A perfect example of my definition of high art is the Oscar-nominated The Secret of Kells. It uses traditional 2-D techniques and is completely accessible – what my critic would call solidly bourgeois middlebrow. Yet it engages and stimulates many levels of thought and emotion at once. You can focus on enjoying individual aspects: the story teaches real history, since it’s based closely on what we know about the journey of the Kells manuscript from Iona; the conflict is not the usual tussle between monochromatic good and bad guys, but instead highlights the struggle between two versions of good (like Miyazaki’s Mononoke Hime – or Sophocles’ Antigone); the nuanced interactions explore the interplay between Paganism and Christianity, myth and history, imagination and discipline, nature and culture; the style incorporates both Celtic curvilinear forms (in the style of the Book of Kells as well as its Jugendstil descendants) and the tense, jagged shapes used in such graphic novels as The Crow or Sin City.
Put together, the film becomes Gesamtkunstwerk at the level of Wagner’s Nibelungen cycle or Jackson’s Lord of the Rings trilogy: a total, totally absorbing work of art that delights and also exercises the senses, the cortical emotions, the intellect – and achieves this feat without loudly advertising its intent or, for that matter, its artsiness.
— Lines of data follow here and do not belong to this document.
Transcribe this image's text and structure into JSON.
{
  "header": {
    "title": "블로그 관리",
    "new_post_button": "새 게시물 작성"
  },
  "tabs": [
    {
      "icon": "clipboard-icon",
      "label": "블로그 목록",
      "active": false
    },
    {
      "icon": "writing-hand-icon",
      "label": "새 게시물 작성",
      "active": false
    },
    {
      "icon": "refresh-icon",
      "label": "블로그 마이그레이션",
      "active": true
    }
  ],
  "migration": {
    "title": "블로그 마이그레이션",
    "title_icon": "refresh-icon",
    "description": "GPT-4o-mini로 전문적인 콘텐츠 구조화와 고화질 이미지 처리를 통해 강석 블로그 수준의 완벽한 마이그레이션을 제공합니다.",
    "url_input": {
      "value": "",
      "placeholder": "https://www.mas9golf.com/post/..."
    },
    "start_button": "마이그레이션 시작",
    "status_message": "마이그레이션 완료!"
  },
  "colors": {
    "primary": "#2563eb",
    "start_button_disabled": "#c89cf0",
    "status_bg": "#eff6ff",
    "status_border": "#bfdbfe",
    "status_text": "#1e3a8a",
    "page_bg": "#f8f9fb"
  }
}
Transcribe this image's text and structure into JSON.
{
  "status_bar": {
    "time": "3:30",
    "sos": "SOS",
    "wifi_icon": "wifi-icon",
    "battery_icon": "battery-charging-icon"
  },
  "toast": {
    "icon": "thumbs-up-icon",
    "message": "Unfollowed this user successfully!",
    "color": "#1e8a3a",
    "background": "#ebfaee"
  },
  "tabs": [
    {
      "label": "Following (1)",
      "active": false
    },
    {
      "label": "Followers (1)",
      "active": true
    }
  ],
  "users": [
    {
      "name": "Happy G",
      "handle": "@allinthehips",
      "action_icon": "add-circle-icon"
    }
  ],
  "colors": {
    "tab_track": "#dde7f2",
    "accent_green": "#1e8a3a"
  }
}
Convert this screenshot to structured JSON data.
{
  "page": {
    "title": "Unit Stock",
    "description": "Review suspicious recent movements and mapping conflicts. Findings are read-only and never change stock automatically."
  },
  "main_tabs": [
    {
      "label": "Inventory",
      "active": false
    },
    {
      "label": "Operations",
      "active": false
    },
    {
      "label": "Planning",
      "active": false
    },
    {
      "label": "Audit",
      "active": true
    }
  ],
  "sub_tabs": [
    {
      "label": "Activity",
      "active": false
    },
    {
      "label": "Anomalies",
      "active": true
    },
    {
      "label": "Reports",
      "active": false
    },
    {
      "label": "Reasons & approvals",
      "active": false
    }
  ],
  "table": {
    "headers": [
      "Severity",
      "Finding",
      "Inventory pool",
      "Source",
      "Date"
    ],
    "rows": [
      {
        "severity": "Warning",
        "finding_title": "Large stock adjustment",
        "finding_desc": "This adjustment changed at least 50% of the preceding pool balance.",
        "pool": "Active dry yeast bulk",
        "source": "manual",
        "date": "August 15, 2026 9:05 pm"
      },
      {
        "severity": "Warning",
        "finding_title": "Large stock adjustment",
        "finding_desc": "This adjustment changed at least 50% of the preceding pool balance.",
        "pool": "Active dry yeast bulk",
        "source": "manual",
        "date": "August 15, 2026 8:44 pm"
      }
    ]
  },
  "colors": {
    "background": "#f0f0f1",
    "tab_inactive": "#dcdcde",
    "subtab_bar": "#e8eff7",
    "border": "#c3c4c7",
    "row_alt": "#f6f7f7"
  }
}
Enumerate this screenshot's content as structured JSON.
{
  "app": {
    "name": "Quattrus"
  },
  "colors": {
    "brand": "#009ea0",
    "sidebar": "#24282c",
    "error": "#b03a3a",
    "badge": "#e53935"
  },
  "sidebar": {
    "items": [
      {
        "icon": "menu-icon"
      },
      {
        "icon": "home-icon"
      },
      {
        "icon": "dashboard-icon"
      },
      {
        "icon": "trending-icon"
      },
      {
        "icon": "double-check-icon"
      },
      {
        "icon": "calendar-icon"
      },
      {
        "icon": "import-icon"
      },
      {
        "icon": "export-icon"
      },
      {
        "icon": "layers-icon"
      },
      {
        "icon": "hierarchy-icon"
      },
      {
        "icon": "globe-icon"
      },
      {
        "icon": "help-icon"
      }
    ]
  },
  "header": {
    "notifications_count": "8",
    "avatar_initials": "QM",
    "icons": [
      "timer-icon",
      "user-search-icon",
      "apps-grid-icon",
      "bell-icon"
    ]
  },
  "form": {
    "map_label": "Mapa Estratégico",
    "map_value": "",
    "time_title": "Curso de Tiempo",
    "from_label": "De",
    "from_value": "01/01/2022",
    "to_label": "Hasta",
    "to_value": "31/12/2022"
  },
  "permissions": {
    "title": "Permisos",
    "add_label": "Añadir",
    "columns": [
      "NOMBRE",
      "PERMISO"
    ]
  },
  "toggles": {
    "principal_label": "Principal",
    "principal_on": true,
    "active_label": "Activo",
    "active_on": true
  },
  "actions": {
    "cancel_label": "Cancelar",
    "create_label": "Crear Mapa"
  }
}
Unlike the incessant trumpetings about the groundbreaking technique or “socially relevant” content of Avatar, The Secret of Kells came and left quietly. Then again, art of this caliber doesn’t need to shriek for recognition or classification. Its quiet but sure voice is potent enough:
Images and links: kilim rug (Konya, late 19th century); kohiki tokuri sake flask and guinomi sake cup by Kondo Seiko (Niigata, contemporary); poster for Tomm Moore’s The Secret of Kells; Aisling sings magic into Pangur Bán (who has her own lovely story) in The Secret of Kells.
Note: If you visit the comments section, you will find that this review drew the attention of the Kells screenwriter Fabrice Ziolkowski and its US distributor Eric Beckman. Additionally, its principal director, Tomm Moore, linked to the HuffPo version of the review from his blog.